Within the listing below, how many lines feature the word "rest"? Reply with only that number.

→ DATASET EXCERPTS:
/---

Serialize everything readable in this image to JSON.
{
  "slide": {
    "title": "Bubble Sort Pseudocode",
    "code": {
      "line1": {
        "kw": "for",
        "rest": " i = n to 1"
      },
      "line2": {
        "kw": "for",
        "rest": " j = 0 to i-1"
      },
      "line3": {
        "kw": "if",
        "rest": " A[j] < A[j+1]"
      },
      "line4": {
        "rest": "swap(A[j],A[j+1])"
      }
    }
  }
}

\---
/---

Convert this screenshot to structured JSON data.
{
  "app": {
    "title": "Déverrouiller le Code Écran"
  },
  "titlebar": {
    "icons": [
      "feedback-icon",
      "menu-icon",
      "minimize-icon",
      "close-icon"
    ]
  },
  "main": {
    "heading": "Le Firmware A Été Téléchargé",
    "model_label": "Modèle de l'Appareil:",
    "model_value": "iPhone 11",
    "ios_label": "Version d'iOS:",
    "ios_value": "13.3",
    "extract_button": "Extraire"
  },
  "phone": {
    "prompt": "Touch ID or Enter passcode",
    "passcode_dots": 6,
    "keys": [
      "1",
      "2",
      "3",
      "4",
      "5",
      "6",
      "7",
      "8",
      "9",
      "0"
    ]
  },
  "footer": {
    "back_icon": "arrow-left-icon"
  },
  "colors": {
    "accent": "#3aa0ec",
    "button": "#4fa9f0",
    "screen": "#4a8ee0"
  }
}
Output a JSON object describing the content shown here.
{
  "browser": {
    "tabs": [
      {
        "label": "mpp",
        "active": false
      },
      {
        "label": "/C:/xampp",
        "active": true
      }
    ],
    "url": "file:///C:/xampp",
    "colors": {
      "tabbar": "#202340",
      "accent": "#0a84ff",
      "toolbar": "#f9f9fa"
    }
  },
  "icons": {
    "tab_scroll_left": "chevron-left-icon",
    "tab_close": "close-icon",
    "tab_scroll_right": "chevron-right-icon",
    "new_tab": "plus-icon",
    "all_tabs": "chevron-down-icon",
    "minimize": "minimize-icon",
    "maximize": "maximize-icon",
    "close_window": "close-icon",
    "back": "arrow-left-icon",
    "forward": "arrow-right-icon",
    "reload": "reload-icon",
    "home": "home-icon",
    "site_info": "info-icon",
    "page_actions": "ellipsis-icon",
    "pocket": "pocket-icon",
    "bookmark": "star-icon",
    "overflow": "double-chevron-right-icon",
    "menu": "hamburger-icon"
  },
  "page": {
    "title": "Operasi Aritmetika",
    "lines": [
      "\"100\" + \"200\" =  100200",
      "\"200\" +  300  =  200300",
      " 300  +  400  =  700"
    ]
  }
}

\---

→ ANSWER AREA:
4